Web page and app entries
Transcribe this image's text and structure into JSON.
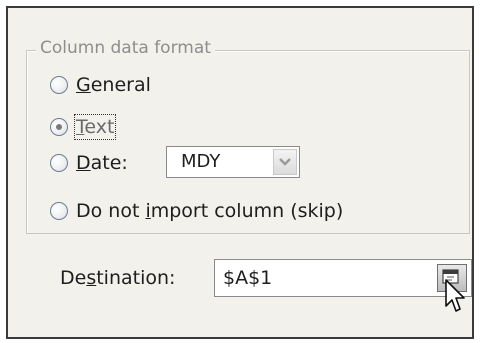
{
  "column_data_format": {
    "legend": "Column data format",
    "options": [
      {
        "mnemonic": "G",
        "rest": "eneral",
        "checked": false,
        "focused": false
      },
      {
        "mnemonic": "T",
        "rest": "ext",
        "checked": true,
        "focused": true
      },
      {
        "mnemonic": "D",
        "rest": "ate:",
        "checked": false,
        "focused": false
      },
      {
        "prefix": "Do not ",
        "mnemonic": "i",
        "rest": "mport column (skip)",
        "checked": false,
        "focused": false
      }
    ],
    "date_format": {
      "value": "MDY"
    }
  },
  "destination": {
    "label_prefix": "De",
    "label_mnemonic": "s",
    "label_rest": "tination:",
    "value": "$A$1"
  },
  "icons": {
    "combo_arrow": "chevron-down-icon",
    "collapse_dialog": "collapse-dialog-icon",
    "cursor": "mouse-pointer-icon"
  },
  "colors": {
    "panel_bg": "#f2f1ec",
    "legend_text": "#8e8e8e",
    "border": "#3a3a3a"
  }
}
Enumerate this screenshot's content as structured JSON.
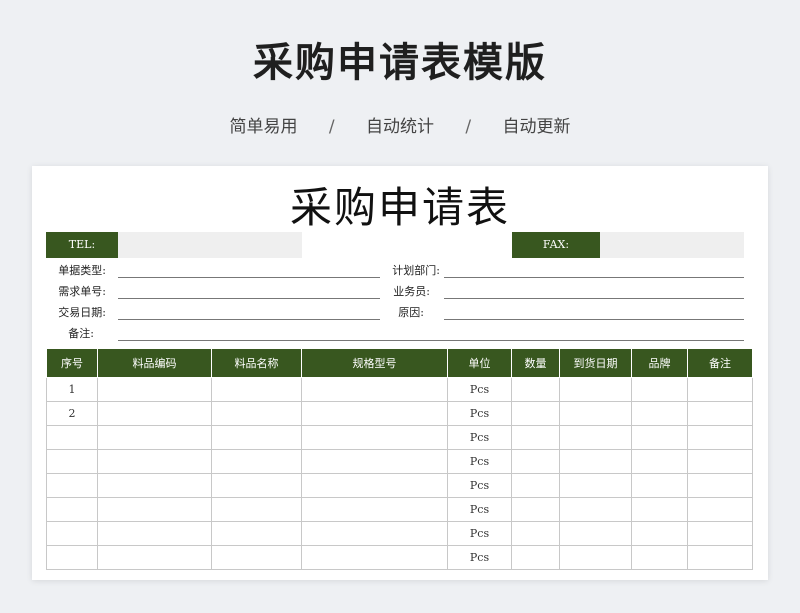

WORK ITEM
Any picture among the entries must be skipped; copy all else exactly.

RESPONSE TO THE EXERCISE
Transcribe this image's text and structure into JSON.
{
  "column_data_format": {
    "legend": "Column data format",
    "options": [
      {
        "mnemonic": "G",
        "rest": "eneral",
        "checked": false,
        "focused": false
      },
      {
        "mnemonic": "T",
        "rest": "ext",
        "checked": true,
        "focused": true
      },
      {
        "mnemonic": "D",
        "rest": "ate:",
        "checked": false,
        "focused": false
      },
      {
        "prefix": "Do not ",
        "mnemonic": "i",
        "rest": "mport column (skip)",
        "checked": false,
        "focused": false
      }
    ],
    "date_format": {
      "value": "MDY"
    }
  },
  "destination": {
    "label_prefix": "De",
    "label_mnemonic": "s",
    "label_rest": "tination:",
    "value": "$A$1"
  },
  "icons": {
    "combo_arrow": "chevron-down-icon",
    "collapse_dialog": "collapse-dialog-icon",
    "cursor": "mouse-pointer-icon"
  },
  "colors": {
    "panel_bg": "#f2f1ec",
    "legend_text": "#8e8e8e",
    "border": "#3a3a3a"
  }
}
Enumerate this screenshot's content as structured JSON.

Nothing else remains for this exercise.